-- Your goal --
How many lines below hold the string "into"? Report that number alone.

-- Excerpted data --
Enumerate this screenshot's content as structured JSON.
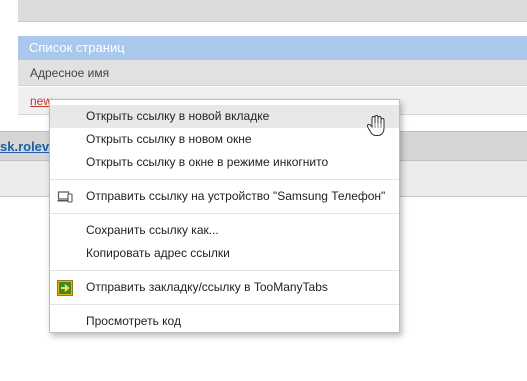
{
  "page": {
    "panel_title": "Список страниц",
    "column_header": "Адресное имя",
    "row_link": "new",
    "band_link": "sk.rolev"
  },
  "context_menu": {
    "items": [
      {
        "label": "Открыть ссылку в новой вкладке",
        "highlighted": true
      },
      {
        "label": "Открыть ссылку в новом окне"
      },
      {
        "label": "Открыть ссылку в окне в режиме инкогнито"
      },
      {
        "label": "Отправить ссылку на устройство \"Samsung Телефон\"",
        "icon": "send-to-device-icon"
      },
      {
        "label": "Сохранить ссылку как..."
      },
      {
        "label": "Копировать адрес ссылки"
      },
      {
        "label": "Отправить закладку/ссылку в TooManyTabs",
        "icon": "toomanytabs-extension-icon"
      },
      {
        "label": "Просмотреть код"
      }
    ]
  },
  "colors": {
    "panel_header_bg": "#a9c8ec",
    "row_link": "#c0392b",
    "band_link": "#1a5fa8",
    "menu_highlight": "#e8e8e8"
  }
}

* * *

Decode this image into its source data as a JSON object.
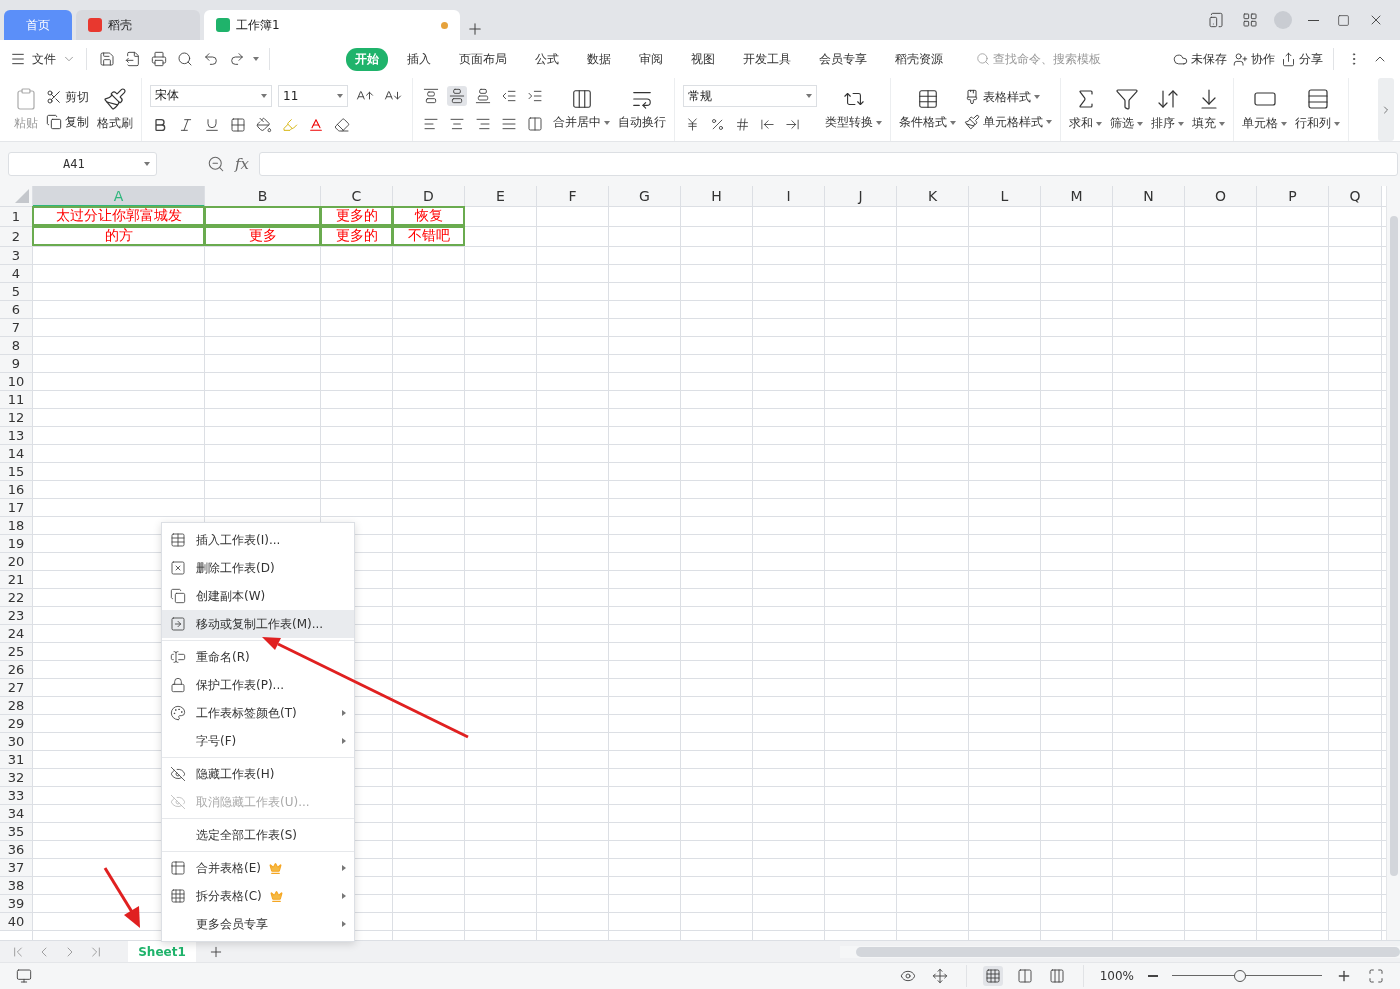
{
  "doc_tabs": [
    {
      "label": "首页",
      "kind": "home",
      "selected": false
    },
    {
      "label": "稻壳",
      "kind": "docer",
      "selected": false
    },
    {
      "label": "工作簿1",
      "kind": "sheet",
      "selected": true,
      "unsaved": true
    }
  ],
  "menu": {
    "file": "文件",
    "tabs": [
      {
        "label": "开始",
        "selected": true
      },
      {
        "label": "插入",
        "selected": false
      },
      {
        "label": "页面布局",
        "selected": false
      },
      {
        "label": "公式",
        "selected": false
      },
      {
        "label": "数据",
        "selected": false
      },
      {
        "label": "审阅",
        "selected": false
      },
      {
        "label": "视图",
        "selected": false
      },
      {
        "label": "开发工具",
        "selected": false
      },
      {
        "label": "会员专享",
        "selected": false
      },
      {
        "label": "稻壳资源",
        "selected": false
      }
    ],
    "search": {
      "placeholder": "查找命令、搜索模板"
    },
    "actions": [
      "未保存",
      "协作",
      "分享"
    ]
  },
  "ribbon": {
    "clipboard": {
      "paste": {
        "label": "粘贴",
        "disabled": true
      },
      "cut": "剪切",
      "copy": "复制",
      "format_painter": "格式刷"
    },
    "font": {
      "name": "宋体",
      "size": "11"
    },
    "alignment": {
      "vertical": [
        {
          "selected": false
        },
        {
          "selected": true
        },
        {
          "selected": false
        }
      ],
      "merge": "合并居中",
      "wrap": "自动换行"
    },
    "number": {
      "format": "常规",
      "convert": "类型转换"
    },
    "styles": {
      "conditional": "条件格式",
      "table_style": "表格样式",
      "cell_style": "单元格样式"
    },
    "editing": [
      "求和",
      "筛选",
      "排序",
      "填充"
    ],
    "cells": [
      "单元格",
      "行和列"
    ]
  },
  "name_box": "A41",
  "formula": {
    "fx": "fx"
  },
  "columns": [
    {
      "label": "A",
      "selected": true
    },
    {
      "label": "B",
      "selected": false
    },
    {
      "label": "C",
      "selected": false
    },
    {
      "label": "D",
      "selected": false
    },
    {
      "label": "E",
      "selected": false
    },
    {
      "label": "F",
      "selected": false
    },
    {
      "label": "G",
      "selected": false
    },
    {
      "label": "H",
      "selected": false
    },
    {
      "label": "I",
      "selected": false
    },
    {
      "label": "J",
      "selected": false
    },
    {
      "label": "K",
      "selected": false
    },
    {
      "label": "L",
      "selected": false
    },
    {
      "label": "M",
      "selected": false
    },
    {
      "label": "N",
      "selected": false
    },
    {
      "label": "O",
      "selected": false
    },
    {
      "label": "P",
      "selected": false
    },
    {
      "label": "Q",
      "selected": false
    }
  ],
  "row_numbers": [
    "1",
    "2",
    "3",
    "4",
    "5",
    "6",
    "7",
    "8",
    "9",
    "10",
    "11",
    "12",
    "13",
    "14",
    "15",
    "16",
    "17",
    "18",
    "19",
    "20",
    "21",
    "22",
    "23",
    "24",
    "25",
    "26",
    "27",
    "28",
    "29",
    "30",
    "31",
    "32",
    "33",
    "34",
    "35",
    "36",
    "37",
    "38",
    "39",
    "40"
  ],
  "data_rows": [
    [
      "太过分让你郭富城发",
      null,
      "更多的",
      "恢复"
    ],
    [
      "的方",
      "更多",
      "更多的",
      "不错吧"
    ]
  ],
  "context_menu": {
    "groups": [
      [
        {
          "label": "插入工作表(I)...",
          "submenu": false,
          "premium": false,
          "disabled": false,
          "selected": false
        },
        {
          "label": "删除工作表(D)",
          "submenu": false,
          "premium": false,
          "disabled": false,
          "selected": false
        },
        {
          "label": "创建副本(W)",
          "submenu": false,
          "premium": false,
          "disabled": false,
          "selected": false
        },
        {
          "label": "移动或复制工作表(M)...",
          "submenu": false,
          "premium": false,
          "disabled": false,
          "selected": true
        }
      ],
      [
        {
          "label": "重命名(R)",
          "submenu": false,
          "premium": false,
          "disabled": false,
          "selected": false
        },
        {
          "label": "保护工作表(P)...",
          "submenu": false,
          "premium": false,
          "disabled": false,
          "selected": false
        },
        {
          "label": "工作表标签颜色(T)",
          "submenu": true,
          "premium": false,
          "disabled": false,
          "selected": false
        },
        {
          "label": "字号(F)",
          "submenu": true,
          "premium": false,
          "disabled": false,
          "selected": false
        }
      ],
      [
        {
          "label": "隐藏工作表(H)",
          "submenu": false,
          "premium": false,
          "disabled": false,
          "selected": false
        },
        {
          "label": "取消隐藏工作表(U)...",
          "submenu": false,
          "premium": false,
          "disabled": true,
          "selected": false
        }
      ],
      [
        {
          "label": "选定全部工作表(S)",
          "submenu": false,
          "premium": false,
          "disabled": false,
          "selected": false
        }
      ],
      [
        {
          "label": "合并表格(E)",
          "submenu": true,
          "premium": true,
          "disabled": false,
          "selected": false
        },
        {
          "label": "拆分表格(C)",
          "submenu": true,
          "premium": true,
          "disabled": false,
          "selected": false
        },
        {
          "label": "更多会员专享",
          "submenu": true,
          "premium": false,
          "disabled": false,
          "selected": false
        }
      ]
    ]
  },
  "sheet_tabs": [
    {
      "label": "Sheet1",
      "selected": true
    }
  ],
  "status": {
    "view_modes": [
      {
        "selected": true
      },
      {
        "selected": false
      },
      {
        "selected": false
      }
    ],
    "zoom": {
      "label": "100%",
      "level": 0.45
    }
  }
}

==

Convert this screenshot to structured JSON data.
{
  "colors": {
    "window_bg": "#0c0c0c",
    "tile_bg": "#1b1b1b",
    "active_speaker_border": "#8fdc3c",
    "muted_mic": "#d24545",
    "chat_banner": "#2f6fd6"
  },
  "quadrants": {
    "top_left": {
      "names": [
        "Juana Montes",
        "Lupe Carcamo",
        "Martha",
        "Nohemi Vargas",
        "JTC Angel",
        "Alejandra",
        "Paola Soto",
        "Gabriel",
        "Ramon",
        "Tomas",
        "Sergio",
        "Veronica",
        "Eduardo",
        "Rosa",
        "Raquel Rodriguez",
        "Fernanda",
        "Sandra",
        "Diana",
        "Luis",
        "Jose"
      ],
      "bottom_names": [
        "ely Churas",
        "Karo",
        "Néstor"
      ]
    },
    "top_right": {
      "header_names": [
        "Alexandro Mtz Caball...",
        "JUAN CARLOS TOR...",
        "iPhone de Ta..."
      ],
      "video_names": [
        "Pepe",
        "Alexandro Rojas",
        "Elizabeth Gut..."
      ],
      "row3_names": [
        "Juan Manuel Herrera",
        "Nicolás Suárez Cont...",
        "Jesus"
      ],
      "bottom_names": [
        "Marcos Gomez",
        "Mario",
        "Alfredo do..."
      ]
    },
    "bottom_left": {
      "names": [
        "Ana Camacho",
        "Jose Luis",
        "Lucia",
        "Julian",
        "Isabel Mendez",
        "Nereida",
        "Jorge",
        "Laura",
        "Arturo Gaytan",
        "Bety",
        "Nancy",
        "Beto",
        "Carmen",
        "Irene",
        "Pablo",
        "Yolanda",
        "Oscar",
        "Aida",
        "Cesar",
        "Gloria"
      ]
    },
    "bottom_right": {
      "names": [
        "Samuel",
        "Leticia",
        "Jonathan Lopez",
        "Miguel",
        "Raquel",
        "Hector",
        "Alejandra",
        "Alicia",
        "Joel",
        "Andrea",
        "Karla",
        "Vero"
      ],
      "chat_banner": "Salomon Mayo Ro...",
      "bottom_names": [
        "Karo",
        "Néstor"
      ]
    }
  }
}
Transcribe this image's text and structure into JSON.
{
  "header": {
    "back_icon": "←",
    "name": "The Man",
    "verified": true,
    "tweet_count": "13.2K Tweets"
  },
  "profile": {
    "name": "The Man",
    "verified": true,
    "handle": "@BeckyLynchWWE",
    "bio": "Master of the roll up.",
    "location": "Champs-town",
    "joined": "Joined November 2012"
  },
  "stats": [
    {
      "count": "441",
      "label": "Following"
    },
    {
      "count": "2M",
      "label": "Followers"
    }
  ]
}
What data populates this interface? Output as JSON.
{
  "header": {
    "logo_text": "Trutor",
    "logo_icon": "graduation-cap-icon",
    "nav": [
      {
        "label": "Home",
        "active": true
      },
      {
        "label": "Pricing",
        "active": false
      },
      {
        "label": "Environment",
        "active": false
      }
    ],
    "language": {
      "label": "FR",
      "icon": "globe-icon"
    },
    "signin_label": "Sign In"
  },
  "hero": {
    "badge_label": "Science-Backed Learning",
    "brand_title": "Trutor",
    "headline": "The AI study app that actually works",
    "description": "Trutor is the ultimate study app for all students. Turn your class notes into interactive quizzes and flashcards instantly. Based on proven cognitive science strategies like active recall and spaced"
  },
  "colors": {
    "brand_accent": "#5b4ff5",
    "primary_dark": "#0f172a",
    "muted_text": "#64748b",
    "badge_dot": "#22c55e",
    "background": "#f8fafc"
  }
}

-- Task result --
3